Community Engaged Learning combines community partnerships with academic instruction and critical reflection to create a rich and deep learning experience for students as they transform communities and come to understand what civic engagement and social responsibility means in the 21st century.
Only available as a minor or undergraduate certificate.
At a Glance
At Mount Allison, the Community Engaged Learning program provides opportunities to participate in service learning in conjunction with your academic program.
The program places you in community settings as a required element of academic courses or a voluntary co-curricular placement where you'll work with others to address a community-identified need.
This interdisciplinary program helps students build on expertise that they develop in their main area of study, incorporating a range of courses in a number of disciplines.
Students learn how to:
- navigate complex community histories and contexts
- recognize the importance of equity and diversity
- collaborate with community partners
- explore your own personal values in relation to social justice
Students progress through the program participating in sustained partnerships, such as with:
- local K-12 schools
- environmental organizations
- non-profits dedicated to working with marginalized groups
Community Engaged Learning is also complementary by exploring connections with numerous subjects, including:
- Canadian arts and culture
- community planning research
- gender, culture, and identity
- Indigenous studies
- philosophy and ethics
- religious studies
- sociology of communities
The program combines both theoretical and applied learning by requiring practicum courses in areas of the student's design.
Community Engaged Learning is available as:
- a minor (24 credits)
- an undergraduate certificate (18 credits)
CENL 1001 — Intro to Compassionate Communities

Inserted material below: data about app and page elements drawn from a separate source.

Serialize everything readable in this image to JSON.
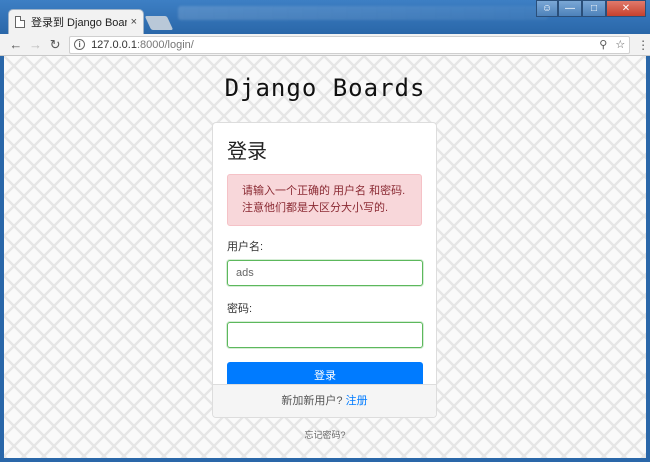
{
  "browser": {
    "tab_title": "登录到 Django Boards",
    "tab_close": "×",
    "url_host": "127.0.0.1",
    "url_path": ":8000/login/"
  },
  "page": {
    "brand": "Django Boards",
    "login_title": "登录",
    "error_line1": "请输入一个正确的 用户名 和密码.",
    "error_line2": "注意他们都是大区分大小写的.",
    "username_label": "用户名:",
    "username_value": "ads",
    "password_label": "密码:",
    "password_value": "",
    "submit_label": "登录",
    "footer_prompt": "新加新用户?",
    "signup_link": "注册",
    "forgot_link": "忘记密码?"
  },
  "colors": {
    "accent": "#007bff",
    "alert_bg": "#f8d7da",
    "input_border": "#5cb85c"
  }
}
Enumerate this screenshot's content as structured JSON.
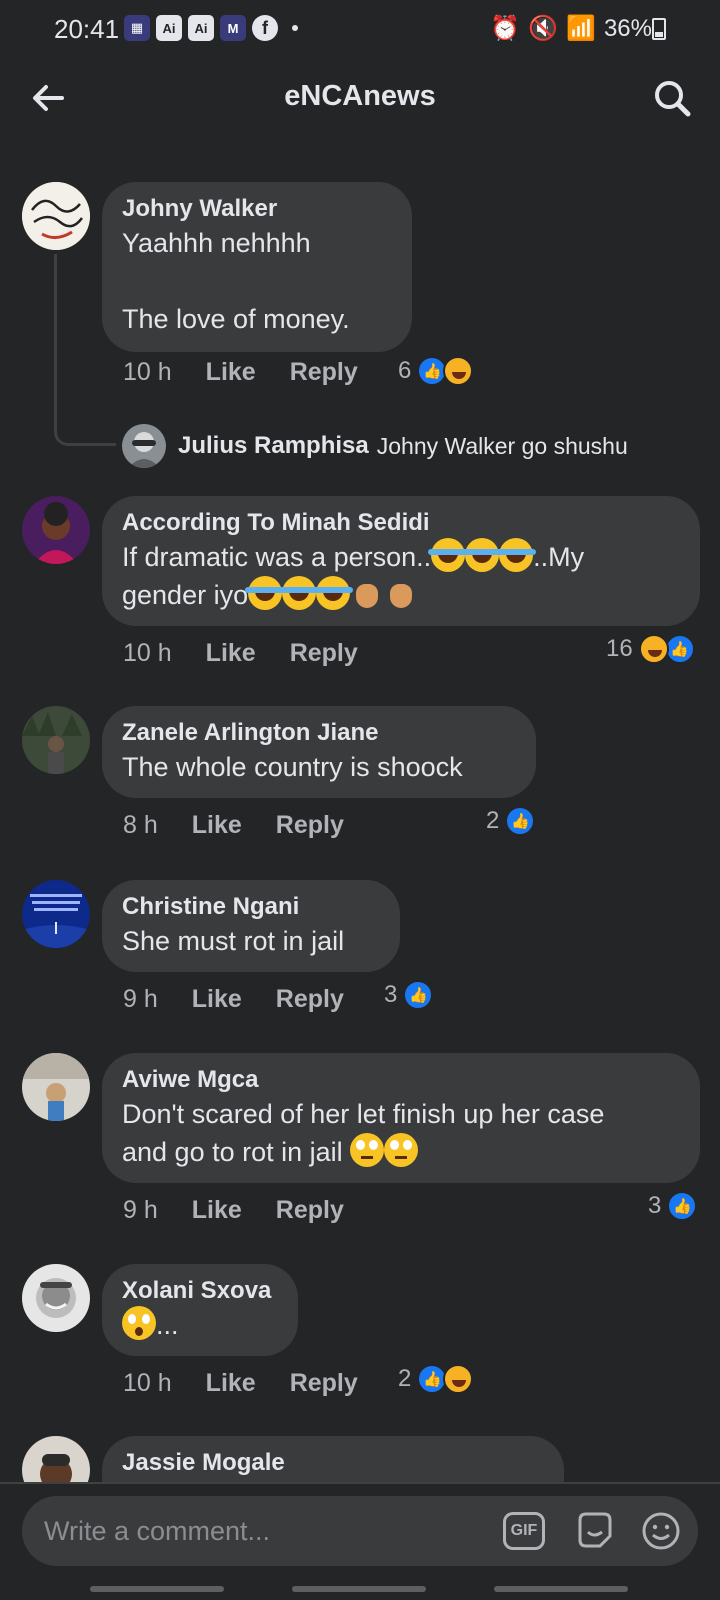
{
  "status": {
    "time": "20:41",
    "apps": [
      "Ai",
      "Ai",
      "M"
    ],
    "battery": "36%"
  },
  "header": {
    "title": "eNCAnews"
  },
  "comments": [
    {
      "name": "Johny Walker",
      "text": "Yaahhh nehhhh\n\nThe love of money.",
      "time": "10 h",
      "like": "Like",
      "reply": "Reply",
      "reactions": "6",
      "reply_preview": {
        "name": "Julius Ramphisa",
        "text": "Johny Walker go shushu"
      }
    },
    {
      "name": "According To Minah Sedidi",
      "text_a": "If dramatic was a person..",
      "text_b": "..My",
      "text_c": "gender iyo",
      "time": "10 h",
      "like": "Like",
      "reply": "Reply",
      "reactions": "16"
    },
    {
      "name": "Zanele Arlington Jiane",
      "text": "The whole country is shoock",
      "time": "8 h",
      "like": "Like",
      "reply": "Reply",
      "reactions": "2"
    },
    {
      "name": "Christine Ngani",
      "text": "She must rot in jail",
      "time": "9 h",
      "like": "Like",
      "reply": "Reply",
      "reactions": "3"
    },
    {
      "name": "Aviwe Mgca",
      "text_a": "Don't scared of her let finish up her case",
      "text_b": "and go to rot in jail ",
      "time": "9 h",
      "like": "Like",
      "reply": "Reply",
      "reactions": "3"
    },
    {
      "name": "Xolani Sxova",
      "text": "...",
      "time": "10 h",
      "like": "Like",
      "reply": "Reply",
      "reactions": "2"
    },
    {
      "name": "Jassie Mogale"
    }
  ],
  "composer": {
    "placeholder": "Write a comment...",
    "gif_label": "GIF"
  },
  "colors": {
    "background": "#242526",
    "bubble": "#3a3b3c",
    "like_blue": "#1877f2",
    "secondary_text": "#b0b3b8"
  }
}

This course explores the concept of the compassionate community as a model for how communities might address social injustices such as poverty, homelessness and loneliness in their midst. Drawing on tools from work in community engaged learning, the course gives students the critical and theoretical skills to understand the factors in community making (history, shared values, identity) and the preparations needed for establishing and maintaining community partnerships. The course has a particular focus on the local-Sackville, Port Elgin, Dorchester-and an applied component that directs students in the skills needed to make connections with local potential community partners and assemble the skills and competencies to discern mutually what sort of relationships and projects are best, given the needs of all involved.
CENL 2001 — Community Narratives
This course facilitates community literacy through the analysis of the narratives that groups and institutions develop about themselves or others in order to perform certain functions of community. The word "narratives" is understood broadly and includes such factors as community programming, local events and practices, religious observances, material culture, natural and historical sites, local myths and practices, and family histories. Using a range of relevant critical tools, and focusing on local community contexts, students examine these cultural texts for the shared values and complex identities that they evidence.
CENL 2101 — Community-Engaged Learning
This course involves sustained participation in a major ongoing community project. It introduces students to the field of community engaged learning and facilitates the exploration of models of community engagement. It provides an opportunity to develop the skills and values necessary to establish community partnerships, engage in community advocacy, and participate in non-profit organizations.
CENL 3101 — Community As Classroom
This course provides a deep survey of methods and theories of community engagement. It introduces students to the larger community of praxis of community-engaged learning, and centres students' participation in a major ongoing community project. Students assist in project design, assessment, and formulation of future projects.
CENL 4001 — Advanced Studies in Community Engagement
This course provides students with a focused learning opportunity in community engagement research. Topics will vary from year to year and will be connected with a focused, experiential learning opportunity.
CENL 4101 — Practicum in Community-Engaged Learning
This capstone course applies community-engaged learning methods and practices to an actual case or scenario in the student's local community. Students develop a project in cooperation with a community partner that forms a response to an existing problem that the student and partner have identified. Students and partners reflect on and evaluate the response and evaluate its future implications for the community. The practicum involves a learning environment where students' expertise in their major area of study can be brought together fully with community-engaged learning principles.
Find a full list of community engaged learning courses in our Academic Calendar — Community Engaged Learning.
Whether you're entering the job market or continuing your education, your Mount Allison degree will stand out.
Mount Allison has been recognized by Maclean's as the top primarily undergraduate university in Canada more times than any other university.
With experiential learning and career development opportunities available in every degree, you'll also graduate with hands-on learning and on-the-job experience.
Our graduates also boast extraordinarily high acceptance rates to top graduate programs and professional schools such as law and medicine.
Popular career paths in community engaged learning include:
- outdoor environmental educator
- community development
- municipal recreation
- early childhood education
- social and economic development
Community Engaged Learning has provided me with unparalleled, hands-on experience working with the Tantramar community. This faculty is unique to others, as it redefines post-secondary education by placing students in an active role in their learning. Community Engaged Learning has empowered me as an individual, a student and as a member of the larger Tantramar community. This once in a lifetime learning experience is not one to be missed.
R-PEACE (Research Partnerships for Education and Community Engagement)
Founded by four Mount Allison faculty members, R-PEACE is a centre for engaged learning that creates meaningful connections between Mount Allison University and the local communities of Sackville, Dorchester, Port Elgin, Memramcook, Amherst, and others.
R-PEACE has a dedicated research space on campus located in Hart Hall, created as a space for flexible and project-based learning with space to collaborate and invite the community.